[So, what is so damn special about Second Sight?]
Second Sight’s plot seems straightforward, but its complexity unfolds as you progress. You play as Dr. John Vattic, a scientist who wakes up in captivity in a medical facility with psychic abilities but no memory of how he came to be there. As he escapes and begins to piece together the events leading up to his incarceration, he periodically flashes back to a mission he participated in six months prior; acting as an advisor for a military team investigating a rogue scientist in Siberia. The game jumps back and forth between that mission and Vattic’s attempts to find his scattered team and figure out how everything went wrong. It is an incredibly effective way of telling a story in that each section not only provides the player with discovery, but it also has an apparent effect on the events in the other timeline. It also does a nice job of balancing gameplay and storytelling, never feeling like one lasts too long.
Gameplay-wise, it is kind of all-over-the-place. It’s a third-person shooter with stealth elements, a rudimentary cover system, ragdoll physics, and of course psychic abilities. Overall, it’s functional but not exceptional. As with many early adopters of Ragdoll (i.e. Max Payne 2), the game feels really floaty and the cover can be a little frustrating. On the other hand, the targeting system is pretty rock-solid which counteracts the other control issues. Through this early section of the game, he progressively acquires psychic abilities such as telekinesis and astral projection which become conveniently necessary to aid his escape. By the time you are halfway through the game you have pretty much acquired (and re-acquired) all of your abilities, thus providing you with many opportunities to play around. With the exception of a few sequences here and there which require you to use a particular ability to progress, you have free reign to use your powers to mess with your environment and, of course, your enemies. There are few things more awesome than Astral Projecting into a guard’s body, taking him over, and opening fire on his allies while your physical self is safely around the corner.
The thing that truly sets Second Sight apart from most games is its ending. Quality endings can be a tough nut to crack for games, but this one really pulls it off. Obviously I’m not going to spoil it here, but I’ll frame it a little bit. The game pushes Vattic into a final confrontation in two timelines, puts him in mortal danger, and triggers a truly phenomenal plot twist.
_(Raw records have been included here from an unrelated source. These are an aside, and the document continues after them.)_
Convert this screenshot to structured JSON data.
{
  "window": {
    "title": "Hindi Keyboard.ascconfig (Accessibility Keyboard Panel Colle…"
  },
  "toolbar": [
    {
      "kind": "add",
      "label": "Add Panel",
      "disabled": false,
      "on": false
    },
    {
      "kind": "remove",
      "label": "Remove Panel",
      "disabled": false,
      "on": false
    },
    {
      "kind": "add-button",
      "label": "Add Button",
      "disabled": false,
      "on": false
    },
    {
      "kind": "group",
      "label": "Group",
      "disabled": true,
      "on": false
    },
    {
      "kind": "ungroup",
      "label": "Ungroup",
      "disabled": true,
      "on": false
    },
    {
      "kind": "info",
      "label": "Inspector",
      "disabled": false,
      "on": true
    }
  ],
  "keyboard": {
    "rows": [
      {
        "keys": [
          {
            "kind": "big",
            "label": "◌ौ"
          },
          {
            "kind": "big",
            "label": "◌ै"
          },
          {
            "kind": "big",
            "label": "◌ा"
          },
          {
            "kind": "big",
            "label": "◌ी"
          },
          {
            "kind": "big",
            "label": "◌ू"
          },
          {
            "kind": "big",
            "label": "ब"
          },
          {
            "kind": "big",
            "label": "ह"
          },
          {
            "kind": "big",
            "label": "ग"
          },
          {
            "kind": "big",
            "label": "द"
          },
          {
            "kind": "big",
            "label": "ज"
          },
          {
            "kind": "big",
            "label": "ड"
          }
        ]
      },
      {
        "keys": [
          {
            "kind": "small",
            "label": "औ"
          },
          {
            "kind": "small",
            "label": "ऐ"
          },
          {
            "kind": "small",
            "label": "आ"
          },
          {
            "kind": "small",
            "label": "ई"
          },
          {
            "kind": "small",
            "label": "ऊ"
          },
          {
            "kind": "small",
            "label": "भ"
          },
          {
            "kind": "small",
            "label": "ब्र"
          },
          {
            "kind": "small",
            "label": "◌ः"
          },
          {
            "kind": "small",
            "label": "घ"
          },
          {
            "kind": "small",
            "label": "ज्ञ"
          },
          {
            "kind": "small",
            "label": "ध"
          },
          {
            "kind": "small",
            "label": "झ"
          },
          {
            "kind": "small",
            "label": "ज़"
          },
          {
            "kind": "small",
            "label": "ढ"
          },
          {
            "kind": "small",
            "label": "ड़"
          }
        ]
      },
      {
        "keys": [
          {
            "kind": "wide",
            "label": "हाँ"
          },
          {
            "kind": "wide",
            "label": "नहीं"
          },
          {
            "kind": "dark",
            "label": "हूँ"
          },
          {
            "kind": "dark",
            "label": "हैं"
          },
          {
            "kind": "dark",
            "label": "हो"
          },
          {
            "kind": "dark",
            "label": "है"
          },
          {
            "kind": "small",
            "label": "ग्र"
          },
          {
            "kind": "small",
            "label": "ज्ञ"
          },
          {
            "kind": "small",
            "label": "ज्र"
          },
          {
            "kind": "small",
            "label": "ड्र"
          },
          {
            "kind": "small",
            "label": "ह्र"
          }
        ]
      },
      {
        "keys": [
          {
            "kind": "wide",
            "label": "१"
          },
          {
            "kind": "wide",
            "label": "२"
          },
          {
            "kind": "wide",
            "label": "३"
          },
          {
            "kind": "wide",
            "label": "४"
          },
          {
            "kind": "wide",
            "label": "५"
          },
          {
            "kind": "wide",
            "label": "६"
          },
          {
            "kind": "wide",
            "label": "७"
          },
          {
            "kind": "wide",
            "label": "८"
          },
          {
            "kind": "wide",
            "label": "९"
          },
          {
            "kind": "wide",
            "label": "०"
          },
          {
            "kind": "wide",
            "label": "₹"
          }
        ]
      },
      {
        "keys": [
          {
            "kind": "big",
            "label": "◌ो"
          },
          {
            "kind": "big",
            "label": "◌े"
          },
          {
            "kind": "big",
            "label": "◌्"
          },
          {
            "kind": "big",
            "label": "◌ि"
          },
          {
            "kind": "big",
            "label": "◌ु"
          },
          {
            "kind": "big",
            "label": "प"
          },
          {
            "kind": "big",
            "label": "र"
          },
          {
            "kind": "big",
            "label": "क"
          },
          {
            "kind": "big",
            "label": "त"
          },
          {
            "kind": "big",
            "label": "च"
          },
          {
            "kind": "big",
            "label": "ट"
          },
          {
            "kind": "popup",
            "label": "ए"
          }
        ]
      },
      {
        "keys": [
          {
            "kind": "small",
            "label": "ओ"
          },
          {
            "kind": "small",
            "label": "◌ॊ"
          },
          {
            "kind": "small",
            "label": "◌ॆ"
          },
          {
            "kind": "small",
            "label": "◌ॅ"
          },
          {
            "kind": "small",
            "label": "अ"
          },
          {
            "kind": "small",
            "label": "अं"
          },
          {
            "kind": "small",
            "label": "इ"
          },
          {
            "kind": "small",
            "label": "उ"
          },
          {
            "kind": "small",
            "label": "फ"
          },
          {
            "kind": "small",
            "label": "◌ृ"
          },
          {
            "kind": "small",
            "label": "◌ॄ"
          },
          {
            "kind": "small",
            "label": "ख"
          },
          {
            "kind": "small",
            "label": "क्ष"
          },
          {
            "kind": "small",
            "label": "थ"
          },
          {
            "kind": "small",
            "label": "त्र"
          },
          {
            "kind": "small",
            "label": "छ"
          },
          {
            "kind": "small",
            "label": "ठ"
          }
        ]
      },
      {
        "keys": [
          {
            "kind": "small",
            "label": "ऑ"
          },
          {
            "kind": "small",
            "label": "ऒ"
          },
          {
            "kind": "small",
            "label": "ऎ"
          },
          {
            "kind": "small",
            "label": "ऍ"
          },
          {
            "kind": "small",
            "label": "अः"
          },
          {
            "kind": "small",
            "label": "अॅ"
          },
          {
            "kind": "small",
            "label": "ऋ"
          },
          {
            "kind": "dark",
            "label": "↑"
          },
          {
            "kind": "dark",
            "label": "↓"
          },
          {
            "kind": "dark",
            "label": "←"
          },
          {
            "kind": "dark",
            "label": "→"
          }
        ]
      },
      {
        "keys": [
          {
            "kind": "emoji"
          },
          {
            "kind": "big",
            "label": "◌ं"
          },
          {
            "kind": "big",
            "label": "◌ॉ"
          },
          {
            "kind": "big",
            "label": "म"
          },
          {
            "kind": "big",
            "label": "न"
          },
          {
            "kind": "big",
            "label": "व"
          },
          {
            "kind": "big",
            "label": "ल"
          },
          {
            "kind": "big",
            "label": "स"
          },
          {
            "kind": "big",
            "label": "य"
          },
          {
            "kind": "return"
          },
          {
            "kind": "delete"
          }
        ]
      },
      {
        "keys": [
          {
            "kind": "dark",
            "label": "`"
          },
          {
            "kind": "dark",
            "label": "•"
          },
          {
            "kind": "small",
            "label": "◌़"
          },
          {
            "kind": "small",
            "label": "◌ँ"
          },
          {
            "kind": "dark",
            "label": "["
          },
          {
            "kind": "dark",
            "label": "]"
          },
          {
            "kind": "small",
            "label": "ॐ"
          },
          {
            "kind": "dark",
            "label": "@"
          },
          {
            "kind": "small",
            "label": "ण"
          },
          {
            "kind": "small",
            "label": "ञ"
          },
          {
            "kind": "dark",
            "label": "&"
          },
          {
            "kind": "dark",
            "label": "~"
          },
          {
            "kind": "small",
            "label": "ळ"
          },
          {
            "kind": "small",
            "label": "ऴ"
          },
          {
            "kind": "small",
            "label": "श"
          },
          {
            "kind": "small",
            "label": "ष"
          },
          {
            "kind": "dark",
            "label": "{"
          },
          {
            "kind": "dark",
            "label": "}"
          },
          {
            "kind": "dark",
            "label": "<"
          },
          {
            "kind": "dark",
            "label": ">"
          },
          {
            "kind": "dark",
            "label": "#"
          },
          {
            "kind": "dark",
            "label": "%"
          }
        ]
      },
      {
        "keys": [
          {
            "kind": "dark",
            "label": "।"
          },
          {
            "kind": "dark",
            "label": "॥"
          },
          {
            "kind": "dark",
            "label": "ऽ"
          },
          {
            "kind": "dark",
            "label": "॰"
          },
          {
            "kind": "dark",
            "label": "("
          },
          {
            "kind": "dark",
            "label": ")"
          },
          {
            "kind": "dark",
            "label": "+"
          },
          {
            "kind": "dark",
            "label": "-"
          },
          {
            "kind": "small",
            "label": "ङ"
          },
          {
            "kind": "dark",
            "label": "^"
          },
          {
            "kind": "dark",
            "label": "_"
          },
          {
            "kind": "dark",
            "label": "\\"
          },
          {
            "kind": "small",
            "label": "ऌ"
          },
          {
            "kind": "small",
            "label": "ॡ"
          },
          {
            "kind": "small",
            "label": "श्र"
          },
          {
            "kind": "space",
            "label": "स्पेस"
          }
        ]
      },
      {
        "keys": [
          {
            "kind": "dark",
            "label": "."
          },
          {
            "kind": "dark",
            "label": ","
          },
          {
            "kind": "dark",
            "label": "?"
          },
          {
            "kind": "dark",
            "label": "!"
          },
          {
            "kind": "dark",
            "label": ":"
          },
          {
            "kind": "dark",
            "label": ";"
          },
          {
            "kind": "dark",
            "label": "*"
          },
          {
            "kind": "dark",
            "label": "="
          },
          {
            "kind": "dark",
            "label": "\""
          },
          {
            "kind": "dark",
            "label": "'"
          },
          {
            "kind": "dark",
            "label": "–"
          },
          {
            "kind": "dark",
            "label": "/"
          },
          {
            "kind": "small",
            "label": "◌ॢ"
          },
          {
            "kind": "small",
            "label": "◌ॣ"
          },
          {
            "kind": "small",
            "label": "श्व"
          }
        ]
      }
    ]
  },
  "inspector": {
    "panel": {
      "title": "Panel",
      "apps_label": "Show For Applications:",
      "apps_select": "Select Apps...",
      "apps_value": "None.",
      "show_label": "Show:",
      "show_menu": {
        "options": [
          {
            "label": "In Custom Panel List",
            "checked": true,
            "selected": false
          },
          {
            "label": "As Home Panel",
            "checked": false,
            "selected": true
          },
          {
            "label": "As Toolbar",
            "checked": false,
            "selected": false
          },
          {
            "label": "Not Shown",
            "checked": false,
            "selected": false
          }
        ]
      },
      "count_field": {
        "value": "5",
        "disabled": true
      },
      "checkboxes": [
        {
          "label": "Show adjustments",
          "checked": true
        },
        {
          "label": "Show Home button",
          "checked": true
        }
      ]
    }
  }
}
Its revelation isn’t quite as world-shattering as the ones in games like, say, Knights of the Old Republic or Bioshock, but it has implications so significant it makes you immediately want to go back and restart the game.
As a complete package, Second Sight is nowhere near my all-time top ten. While I stand firm that most games would not make interesting movies and that filmmakers should not bother trying to adapt them, this game is one of the rare exceptions that I believe would make a fantastic companion to the core experience. As an added bonus, seeing a game like this being adapted into a quality film would present a second chance on a game which really deserved far more of an audience than it got the first time around. Are there any games that you think would legitimately make an interesting movie? Let’s talk about it! Leave a comment below or start a thread in our forum.